The run was exhilarating. The run was exciting. The run was a little hard -- Well, not too much. It started out with all of us straining at the starting line to get out there and not get run over by the others. Since there were a lot of walkers, I didn't place myself at the very back of the pack but sort of in the middle. As we all started off, I was passed by many people but soon I had established my pace and found myself even passing a few people. It's a great feeling to pass others and a not so great feeling to get passed by. You just have to roll with it. I wore my Garmin heart rate monitor so I could try to keep my pace in check. I didn't want to burn out before the finish AND I really wanted to finish strong. Oh yeah, the temp was in the low 50's -- perfect for running!
The run started off over a bridge and then curved in a downward slope. What goes down must go up so I was mentally preparing for the fact that I was going to face that hill on the way to the finish line as the run was 3.1 miles - out and back. There were several water stops along the way but I carried my own water so I wouldn't have to slow down. Before I got to the turn around I was already facing the rabbits that had reached the half way point and were on their way back. I gave a nod of acknowledgment and of course, respect. I will never be the first runner in but I can certainly enjoy and admire those that are.
I make the turn around and am feeling strong. I hit a relaxed stride and just settle in. Now, I am passing those that are still on their way to the halfway point. Some are runners and some are walkers. I pass the water stations and now the end is in sight. I come up to a couple who are running this race together. She is walking and running. I hear her say to him that she had wanted to do this 10k in 1 hour or less but now she is telling him that "just to finish" is enough for her. He agrees. I realize that many who have taken on this challenge have seriously miscalculated the challenge. I know that I have not. I regularly run this distance and I know the challenge I face.
I pass this couple and up ahead I see the "HILL". Yeah, yeah... the brochure talked about the challenge of the hill and how "fun" it is. Well, I wouldn't go right to fun. I run hills all the time but a hill at the end of a challenge is generally not fun. I remind myself that success in running is mostly in your head. You can seriously talk yourself out of a successful run and you can seriously talk yourself into a GREAT run. Ok, I can do this. I take it one step at a time. I decide not to keep looking at how much hill is left but to concentrate on each step. Sort of like living a successful Kingdom life, huh? Step by Step. Yeah, we still need to have vision but small goals go a long way in the road to success. Before I know it, I have crested the hill and am coming over the bridge. I get out my cell phone to call my husband who is waiting for me at the finish line. Oh, how I love how he supports my running! I promised to call him when I got close. Of course, now he doesn't answer his phone so I give up and just enjoy the run into the finish line.

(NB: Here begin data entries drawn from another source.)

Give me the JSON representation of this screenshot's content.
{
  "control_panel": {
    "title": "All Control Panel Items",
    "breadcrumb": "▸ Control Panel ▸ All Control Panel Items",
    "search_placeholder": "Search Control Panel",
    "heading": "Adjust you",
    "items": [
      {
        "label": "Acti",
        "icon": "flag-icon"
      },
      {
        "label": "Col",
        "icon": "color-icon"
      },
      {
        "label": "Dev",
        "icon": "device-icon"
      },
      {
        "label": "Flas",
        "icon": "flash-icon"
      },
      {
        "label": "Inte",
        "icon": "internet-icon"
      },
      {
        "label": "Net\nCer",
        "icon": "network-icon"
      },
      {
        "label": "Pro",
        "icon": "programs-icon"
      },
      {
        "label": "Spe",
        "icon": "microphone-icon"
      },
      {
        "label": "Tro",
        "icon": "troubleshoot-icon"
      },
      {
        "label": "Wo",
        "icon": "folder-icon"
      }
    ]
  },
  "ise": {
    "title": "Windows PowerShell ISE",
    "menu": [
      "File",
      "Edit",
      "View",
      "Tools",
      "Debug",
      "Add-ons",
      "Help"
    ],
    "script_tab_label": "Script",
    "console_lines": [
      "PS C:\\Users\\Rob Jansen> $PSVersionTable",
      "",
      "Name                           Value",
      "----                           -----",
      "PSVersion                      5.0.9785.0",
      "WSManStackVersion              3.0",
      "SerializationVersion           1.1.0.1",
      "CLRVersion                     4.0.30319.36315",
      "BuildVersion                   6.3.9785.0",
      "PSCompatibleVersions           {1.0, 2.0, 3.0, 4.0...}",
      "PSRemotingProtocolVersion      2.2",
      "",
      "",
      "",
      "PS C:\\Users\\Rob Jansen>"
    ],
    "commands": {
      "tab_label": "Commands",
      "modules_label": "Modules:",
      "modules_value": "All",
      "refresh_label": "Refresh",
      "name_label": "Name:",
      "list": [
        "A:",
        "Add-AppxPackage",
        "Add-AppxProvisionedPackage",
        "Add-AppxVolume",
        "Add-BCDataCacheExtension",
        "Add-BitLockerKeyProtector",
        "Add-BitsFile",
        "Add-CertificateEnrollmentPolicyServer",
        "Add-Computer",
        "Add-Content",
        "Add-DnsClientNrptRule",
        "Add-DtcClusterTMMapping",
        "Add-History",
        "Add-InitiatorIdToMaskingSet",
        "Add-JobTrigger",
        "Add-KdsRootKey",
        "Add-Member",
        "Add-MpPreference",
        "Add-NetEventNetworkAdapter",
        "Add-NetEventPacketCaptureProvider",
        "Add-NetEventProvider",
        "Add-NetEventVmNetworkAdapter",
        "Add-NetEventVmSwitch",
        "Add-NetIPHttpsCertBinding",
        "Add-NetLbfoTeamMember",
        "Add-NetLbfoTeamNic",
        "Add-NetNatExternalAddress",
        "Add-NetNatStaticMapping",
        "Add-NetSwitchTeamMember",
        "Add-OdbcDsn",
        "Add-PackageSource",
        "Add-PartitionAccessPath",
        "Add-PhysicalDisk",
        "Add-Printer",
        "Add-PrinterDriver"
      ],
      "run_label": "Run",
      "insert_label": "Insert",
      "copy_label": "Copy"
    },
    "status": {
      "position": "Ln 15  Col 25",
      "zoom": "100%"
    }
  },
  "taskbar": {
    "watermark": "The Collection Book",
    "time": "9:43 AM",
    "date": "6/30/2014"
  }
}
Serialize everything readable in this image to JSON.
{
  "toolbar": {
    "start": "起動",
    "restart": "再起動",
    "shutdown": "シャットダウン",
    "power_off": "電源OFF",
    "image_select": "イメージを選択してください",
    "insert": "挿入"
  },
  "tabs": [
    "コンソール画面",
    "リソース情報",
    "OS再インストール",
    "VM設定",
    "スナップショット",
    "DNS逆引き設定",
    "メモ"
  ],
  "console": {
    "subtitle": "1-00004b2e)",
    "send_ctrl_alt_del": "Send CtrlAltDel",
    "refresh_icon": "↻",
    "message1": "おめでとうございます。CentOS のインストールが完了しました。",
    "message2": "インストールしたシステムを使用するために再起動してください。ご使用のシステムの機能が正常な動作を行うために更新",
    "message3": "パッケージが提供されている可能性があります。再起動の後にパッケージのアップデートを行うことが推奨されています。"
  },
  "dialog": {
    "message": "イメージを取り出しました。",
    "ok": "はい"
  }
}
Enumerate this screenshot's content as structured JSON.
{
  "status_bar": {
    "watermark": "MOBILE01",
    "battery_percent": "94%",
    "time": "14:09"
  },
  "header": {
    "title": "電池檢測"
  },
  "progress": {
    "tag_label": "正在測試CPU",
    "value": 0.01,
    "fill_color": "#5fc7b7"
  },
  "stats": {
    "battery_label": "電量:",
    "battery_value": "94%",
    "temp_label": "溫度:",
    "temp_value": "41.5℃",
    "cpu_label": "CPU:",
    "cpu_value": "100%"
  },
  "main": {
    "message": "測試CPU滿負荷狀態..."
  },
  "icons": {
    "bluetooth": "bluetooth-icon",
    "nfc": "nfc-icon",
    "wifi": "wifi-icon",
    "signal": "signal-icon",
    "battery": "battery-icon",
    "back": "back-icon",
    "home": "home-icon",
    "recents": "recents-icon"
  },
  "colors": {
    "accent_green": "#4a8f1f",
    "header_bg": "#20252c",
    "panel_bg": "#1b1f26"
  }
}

I hear the announcer say, "And this next runner is Shell Swift -- a great name for a runner!" Well, I'm not so swift but heck, I finished! People on the sidelines are clapping and cheering. Emil is there with his camera and I remember to raise my hands in the air as I cross the finish line in good sportsmanship fashion. The excitement and sense of accomplishment is unbelievable. I did it! Now, on to the next challenge.